# Justifying that Standard Entropy of a Reaction is a Constant of Temperature

One of the parts in a question I'm trying to solve for an assignment goes like this:

A key issue in the Hydrogen Economy is Hydrogen Storage. This can be restored if a substance $$X$$ can bind to $$H_2$$. The binding should be strong enough so that $$XH_2$$ is a liquid or solid. Necessarily, $$X$$ must also be a liquid or solid. Consider the chemical reaction at constant pressure:

$$X(l) + H_2(g) \rightarrow XH_2 (l)$$

Write a relation between $$\Delta G^{\circ}(T)$$ and $$\Delta S^{\circ}$$ for this reaction. Take $$\Delta S^{\circ}(T)$$ to be a constant of temperature, equal to $$-85 kJ/mol$$. Justify this approximation.
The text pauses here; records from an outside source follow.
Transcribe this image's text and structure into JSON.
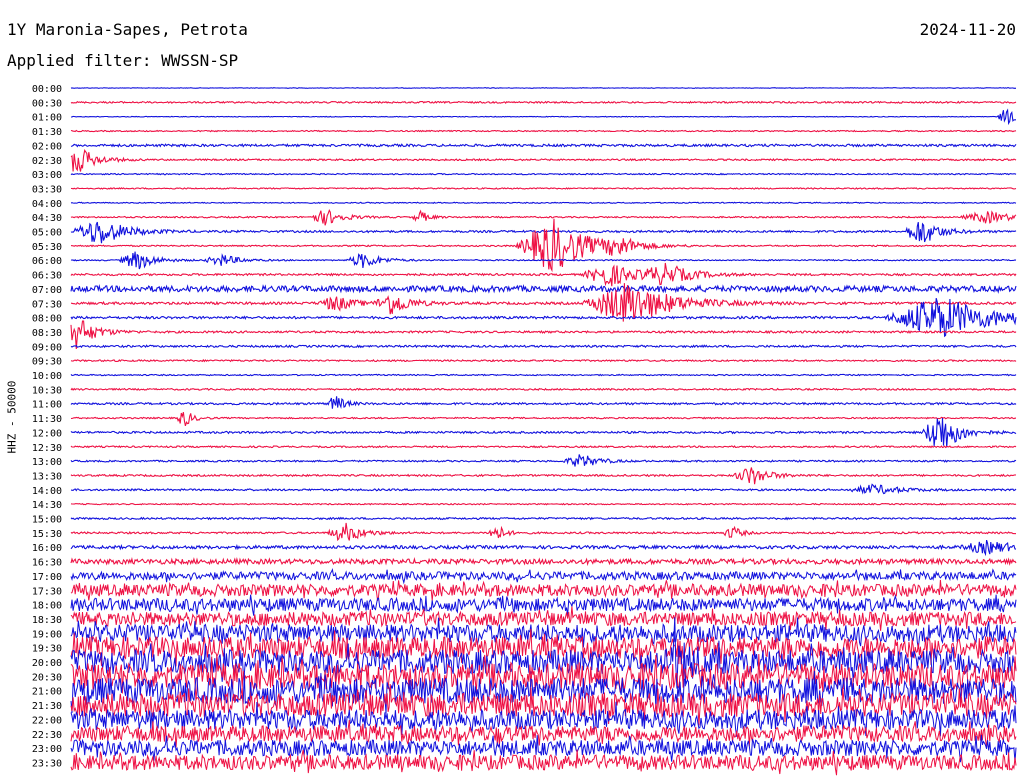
{
  "header": {
    "station": "1Y Maronia-Sapes, Petrota",
    "filter": "Applied filter: WWSSN-SP",
    "date": "2024-11-20"
  },
  "colors": {
    "blue": "#1111dd",
    "red": "#ee1144"
  },
  "chart_data": {
    "type": "line",
    "title": "1Y Maronia-Sapes, Petrota",
    "subtitle": "Applied filter: WWSSN-SP",
    "ylabel": "HHZ - 50000",
    "row_labels": [
      "00:00",
      "00:30",
      "01:00",
      "01:30",
      "02:00",
      "02:30",
      "03:00",
      "03:30",
      "04:00",
      "04:30",
      "05:00",
      "05:30",
      "06:00",
      "06:30",
      "07:00",
      "07:30",
      "08:00",
      "08:30",
      "09:00",
      "09:30",
      "10:00",
      "10:30",
      "11:00",
      "11:30",
      "12:00",
      "12:30",
      "13:00",
      "13:30",
      "14:00",
      "14:30",
      "15:00",
      "15:30",
      "16:00",
      "16:30",
      "17:00",
      "17:30",
      "18:00",
      "18:30",
      "19:00",
      "19:30",
      "20:00",
      "20:30",
      "21:00",
      "21:30",
      "22:00",
      "22:30",
      "23:00",
      "23:30"
    ],
    "row_colors": [
      "blue",
      "red"
    ],
    "noise_levels": [
      0.3,
      0.8,
      0.3,
      0.6,
      1.2,
      0.8,
      0.6,
      0.6,
      0.5,
      0.7,
      1.0,
      0.7,
      0.6,
      1.0,
      3.0,
      1.2,
      1.2,
      1.0,
      1.0,
      0.8,
      0.6,
      0.8,
      1.0,
      0.7,
      1.0,
      0.8,
      0.8,
      0.9,
      0.9,
      0.6,
      0.9,
      0.9,
      1.6,
      2.5,
      4.0,
      6.0,
      6.5,
      7.0,
      9.0,
      11.0,
      12.0,
      13.0,
      13.0,
      12.0,
      10.0,
      8.0,
      8.0,
      7.5
    ],
    "events": [
      {
        "row": 2,
        "x": 0.99,
        "amp": 10,
        "width": 0.01
      },
      {
        "row": 5,
        "x": 0.005,
        "amp": 16,
        "width": 0.02
      },
      {
        "row": 9,
        "x": 0.27,
        "amp": 8,
        "width": 0.02
      },
      {
        "row": 9,
        "x": 0.37,
        "amp": 6,
        "width": 0.01
      },
      {
        "row": 9,
        "x": 0.97,
        "amp": 6,
        "width": 0.03
      },
      {
        "row": 10,
        "x": 0.03,
        "amp": 14,
        "width": 0.03
      },
      {
        "row": 10,
        "x": 0.9,
        "amp": 14,
        "width": 0.02
      },
      {
        "row": 11,
        "x": 0.51,
        "amp": 28,
        "width": 0.04
      },
      {
        "row": 11,
        "x": 0.58,
        "amp": 8,
        "width": 0.02
      },
      {
        "row": 12,
        "x": 0.07,
        "amp": 10,
        "width": 0.02
      },
      {
        "row": 12,
        "x": 0.16,
        "amp": 6,
        "width": 0.02
      },
      {
        "row": 12,
        "x": 0.31,
        "amp": 8,
        "width": 0.02
      },
      {
        "row": 13,
        "x": 0.57,
        "amp": 12,
        "width": 0.03
      },
      {
        "row": 13,
        "x": 0.63,
        "amp": 10,
        "width": 0.03
      },
      {
        "row": 15,
        "x": 0.28,
        "amp": 8,
        "width": 0.02
      },
      {
        "row": 15,
        "x": 0.34,
        "amp": 12,
        "width": 0.02
      },
      {
        "row": 15,
        "x": 0.59,
        "amp": 22,
        "width": 0.05
      },
      {
        "row": 16,
        "x": 0.92,
        "amp": 22,
        "width": 0.06
      },
      {
        "row": 17,
        "x": 0.005,
        "amp": 18,
        "width": 0.02
      },
      {
        "row": 22,
        "x": 0.28,
        "amp": 9,
        "width": 0.01
      },
      {
        "row": 23,
        "x": 0.12,
        "amp": 9,
        "width": 0.01
      },
      {
        "row": 24,
        "x": 0.92,
        "amp": 24,
        "width": 0.02
      },
      {
        "row": 26,
        "x": 0.54,
        "amp": 7,
        "width": 0.02
      },
      {
        "row": 27,
        "x": 0.72,
        "amp": 10,
        "width": 0.02
      },
      {
        "row": 28,
        "x": 0.85,
        "amp": 5,
        "width": 0.03
      },
      {
        "row": 31,
        "x": 0.29,
        "amp": 10,
        "width": 0.02
      },
      {
        "row": 31,
        "x": 0.45,
        "amp": 9,
        "width": 0.01
      },
      {
        "row": 31,
        "x": 0.7,
        "amp": 7,
        "width": 0.01
      },
      {
        "row": 32,
        "x": 0.97,
        "amp": 6,
        "width": 0.03
      },
      {
        "row": 40,
        "x": 0.64,
        "amp": 18,
        "width": 0.02
      }
    ]
  }
}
(and then there are more parts)

I know how to write the relation ($$\Delta G^{\circ}(T)$$ = $$\Delta H^{\circ}(T)$$ - T$$\Delta S^{\circ}$$ since $$S$$ is constant), but how do I justify the approximation?

I'm confused, because the value given seems to be the one given by Trouton's rule - but if you use Trouton's rule, then entropy of $$X$$ and $$XH_2$$ are both approximately equal, so $$\Delta S^{\circ}(T) \approx -S_{H_2}$$. But entropy of $$H_2$$, being a gas, would massively change with temperature, and would definitely not be $$-85 kJ/mol.$$

Does that mean the approximation is wrong, or am I thinking in the wrong direction?

• Entropy must have unit J/K, respectively molar entropy J/K/mol. Additionally, respective Delta S and delta H are either both functions of T, either considered both constant, as they are linked by the difference of heat capacity of reactants and products. Commented Nov 11, 2023 at 13:17
• Further parts of the question require calculation of delta H at different temperatures, so they don't expect us to take that as a constant. How, then, do I justify the constant delta S? Commented Nov 11, 2023 at 13:32